Dehlin said that it felt odd to hear the church present itself as a “victim of persecution.” He said he knows LDS individuals who have been intimidated by their local church leaders for publicly supporting same-sex marriage, and that he himself has been told he cannot remain a member in good standing if he continues with his public support.
In his email, Dehlin said church leaders have restricted members from supporting both LGBT rights and the ordination of women:
Oaks' words ring somewhat hollow to me in this context ... Given today's celebration of LDS/LGBT "progress," it is my hope that the LDS Church will make it clear if public support for same-sex marriage and/or Ordain Women by LDS Church members are grounds for church discipline (informal or formal). It is also my hope that the LDS Church will cease to discriminate against and punish its members who support same-sex marriage and/or Ordain Women, which they often do (ironically) as matters of religious conscience (i.e., religious freedom?).
The back-and-forth between church leadership and dissenters on the topic of LGBT rights is personal for Harrison, the college student in Utah. While his family has been supportive, he worries about what will happen when he graduates from school and enters a world where a landlord or an employer could turn him out for being gay.

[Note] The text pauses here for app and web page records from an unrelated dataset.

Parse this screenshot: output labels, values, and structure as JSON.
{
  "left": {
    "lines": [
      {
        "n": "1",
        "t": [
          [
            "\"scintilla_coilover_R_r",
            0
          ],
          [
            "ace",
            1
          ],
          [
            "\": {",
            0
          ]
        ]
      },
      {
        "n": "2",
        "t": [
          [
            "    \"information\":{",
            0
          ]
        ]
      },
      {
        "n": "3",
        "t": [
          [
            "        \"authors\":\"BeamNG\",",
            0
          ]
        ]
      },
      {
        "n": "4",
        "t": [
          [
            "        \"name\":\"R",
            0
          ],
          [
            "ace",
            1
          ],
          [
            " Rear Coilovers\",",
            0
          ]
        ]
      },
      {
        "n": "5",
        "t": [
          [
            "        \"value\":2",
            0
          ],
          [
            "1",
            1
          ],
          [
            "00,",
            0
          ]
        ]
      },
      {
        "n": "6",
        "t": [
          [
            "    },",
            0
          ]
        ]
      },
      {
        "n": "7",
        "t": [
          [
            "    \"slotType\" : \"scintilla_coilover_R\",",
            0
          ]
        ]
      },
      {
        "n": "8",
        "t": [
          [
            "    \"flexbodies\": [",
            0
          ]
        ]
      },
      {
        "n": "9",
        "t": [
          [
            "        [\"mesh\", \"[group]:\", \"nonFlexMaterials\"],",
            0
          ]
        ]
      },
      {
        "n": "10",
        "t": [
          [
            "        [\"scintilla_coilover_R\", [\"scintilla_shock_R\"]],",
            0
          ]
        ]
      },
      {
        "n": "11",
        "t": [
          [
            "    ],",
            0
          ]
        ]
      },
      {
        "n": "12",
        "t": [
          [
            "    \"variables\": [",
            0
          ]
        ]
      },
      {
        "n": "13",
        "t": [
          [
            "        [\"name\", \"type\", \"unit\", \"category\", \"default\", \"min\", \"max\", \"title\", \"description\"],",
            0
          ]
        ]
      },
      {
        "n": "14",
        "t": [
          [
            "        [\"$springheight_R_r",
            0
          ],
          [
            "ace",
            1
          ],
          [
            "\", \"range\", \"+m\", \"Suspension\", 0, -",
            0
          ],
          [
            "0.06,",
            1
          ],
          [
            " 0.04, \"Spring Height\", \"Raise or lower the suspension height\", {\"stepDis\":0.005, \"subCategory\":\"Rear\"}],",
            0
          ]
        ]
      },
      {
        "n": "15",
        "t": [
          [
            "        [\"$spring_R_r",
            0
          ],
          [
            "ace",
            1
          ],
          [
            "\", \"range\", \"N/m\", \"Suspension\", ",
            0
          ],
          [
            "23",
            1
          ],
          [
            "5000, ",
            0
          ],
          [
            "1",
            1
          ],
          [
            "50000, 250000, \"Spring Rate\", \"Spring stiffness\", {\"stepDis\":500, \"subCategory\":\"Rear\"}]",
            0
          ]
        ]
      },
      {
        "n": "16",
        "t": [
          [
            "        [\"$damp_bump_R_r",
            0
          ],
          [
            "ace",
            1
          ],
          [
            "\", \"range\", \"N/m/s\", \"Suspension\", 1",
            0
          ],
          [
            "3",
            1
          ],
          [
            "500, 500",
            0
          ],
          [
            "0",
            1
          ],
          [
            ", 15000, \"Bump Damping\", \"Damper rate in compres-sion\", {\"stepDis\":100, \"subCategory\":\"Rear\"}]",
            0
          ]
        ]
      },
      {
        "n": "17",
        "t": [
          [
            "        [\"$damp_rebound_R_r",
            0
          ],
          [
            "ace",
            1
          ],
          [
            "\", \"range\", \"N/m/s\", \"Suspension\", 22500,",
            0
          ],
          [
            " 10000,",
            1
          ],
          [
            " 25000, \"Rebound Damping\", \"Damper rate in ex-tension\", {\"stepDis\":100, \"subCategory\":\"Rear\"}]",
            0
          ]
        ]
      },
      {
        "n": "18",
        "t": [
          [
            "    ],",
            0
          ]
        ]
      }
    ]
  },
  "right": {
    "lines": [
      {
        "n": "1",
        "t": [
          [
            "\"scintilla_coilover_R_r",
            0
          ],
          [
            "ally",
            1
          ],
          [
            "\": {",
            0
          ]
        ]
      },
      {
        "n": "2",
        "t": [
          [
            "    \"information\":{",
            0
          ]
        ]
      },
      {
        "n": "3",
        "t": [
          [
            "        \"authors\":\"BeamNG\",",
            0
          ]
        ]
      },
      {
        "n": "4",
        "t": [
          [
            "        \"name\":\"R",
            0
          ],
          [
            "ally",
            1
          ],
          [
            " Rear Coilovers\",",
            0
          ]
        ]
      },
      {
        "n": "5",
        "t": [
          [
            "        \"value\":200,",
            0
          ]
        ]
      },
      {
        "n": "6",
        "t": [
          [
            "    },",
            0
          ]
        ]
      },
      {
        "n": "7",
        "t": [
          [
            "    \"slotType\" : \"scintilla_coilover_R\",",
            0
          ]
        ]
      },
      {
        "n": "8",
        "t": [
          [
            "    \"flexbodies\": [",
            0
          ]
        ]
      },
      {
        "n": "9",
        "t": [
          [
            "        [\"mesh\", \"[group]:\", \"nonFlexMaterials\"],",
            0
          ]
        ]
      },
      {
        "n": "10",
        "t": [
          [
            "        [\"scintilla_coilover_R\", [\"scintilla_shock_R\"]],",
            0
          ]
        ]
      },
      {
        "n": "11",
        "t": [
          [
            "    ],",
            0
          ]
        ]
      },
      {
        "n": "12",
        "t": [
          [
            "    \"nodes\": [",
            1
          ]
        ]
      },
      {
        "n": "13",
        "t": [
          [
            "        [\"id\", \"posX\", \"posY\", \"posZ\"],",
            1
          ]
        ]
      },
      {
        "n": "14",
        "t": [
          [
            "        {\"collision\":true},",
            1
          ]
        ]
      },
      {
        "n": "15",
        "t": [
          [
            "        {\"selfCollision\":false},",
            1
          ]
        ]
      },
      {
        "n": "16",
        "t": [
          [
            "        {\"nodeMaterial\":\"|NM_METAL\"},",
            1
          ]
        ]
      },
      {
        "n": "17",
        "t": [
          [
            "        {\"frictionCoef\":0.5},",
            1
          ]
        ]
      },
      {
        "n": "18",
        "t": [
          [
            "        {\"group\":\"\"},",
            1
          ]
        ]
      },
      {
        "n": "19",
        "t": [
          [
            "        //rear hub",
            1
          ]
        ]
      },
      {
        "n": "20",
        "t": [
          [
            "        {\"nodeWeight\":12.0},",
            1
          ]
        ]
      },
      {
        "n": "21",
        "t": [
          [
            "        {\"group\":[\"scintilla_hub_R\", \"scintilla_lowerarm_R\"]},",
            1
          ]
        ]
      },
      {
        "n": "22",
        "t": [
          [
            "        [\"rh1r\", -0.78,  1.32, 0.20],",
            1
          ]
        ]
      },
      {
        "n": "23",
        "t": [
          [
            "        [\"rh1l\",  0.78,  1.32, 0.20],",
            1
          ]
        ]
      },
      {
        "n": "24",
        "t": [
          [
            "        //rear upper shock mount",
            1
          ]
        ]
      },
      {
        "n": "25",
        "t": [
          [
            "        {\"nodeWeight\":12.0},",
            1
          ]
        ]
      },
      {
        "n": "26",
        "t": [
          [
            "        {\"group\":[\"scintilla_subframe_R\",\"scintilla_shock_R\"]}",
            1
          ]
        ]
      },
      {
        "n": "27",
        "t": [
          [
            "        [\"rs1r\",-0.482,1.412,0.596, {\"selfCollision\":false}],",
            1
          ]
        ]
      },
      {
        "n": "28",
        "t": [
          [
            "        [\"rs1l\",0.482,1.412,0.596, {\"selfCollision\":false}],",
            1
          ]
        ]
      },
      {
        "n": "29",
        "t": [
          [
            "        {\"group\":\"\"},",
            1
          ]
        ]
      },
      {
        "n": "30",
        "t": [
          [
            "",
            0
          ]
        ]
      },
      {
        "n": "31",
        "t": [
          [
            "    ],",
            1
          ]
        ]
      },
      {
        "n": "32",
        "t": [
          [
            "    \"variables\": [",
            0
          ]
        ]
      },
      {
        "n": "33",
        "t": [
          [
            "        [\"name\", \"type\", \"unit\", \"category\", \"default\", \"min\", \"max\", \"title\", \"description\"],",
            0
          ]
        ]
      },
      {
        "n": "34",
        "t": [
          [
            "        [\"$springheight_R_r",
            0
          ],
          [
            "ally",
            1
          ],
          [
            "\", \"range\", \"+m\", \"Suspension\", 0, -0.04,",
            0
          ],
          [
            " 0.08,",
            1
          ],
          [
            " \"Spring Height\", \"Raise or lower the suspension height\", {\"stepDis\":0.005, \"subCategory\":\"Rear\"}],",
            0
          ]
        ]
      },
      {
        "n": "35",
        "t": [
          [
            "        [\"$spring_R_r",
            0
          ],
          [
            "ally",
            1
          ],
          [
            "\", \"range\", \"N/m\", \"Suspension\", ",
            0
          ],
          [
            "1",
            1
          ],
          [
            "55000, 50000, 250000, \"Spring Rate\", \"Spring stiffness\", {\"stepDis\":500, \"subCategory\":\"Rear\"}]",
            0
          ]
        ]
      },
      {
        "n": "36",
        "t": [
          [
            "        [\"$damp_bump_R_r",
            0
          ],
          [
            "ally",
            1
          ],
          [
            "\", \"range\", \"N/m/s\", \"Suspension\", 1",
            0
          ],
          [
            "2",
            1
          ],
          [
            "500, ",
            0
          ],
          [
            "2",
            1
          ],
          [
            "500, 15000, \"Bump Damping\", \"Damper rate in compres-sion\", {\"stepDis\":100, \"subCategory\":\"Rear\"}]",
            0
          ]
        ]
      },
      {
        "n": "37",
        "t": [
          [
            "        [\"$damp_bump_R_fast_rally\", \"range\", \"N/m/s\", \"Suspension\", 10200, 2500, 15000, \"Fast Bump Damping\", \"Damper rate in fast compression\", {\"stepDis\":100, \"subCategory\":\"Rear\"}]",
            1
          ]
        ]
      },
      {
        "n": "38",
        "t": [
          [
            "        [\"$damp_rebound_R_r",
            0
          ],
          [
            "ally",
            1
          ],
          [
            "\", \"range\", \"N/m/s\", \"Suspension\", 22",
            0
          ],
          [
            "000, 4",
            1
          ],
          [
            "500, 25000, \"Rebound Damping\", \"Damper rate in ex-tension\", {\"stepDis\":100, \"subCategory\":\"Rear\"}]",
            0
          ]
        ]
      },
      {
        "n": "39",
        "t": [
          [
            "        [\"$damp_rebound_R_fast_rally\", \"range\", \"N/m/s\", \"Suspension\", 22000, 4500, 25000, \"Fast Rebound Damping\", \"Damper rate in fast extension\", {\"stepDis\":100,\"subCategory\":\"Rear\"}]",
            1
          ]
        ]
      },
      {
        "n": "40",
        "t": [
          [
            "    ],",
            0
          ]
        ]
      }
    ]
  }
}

“Utah is home for me, but how can I have a life when people in my state and my religion are allowed to discriminate based on sexual orientation, for housing or for a job?” he said. “These are basic human rights.”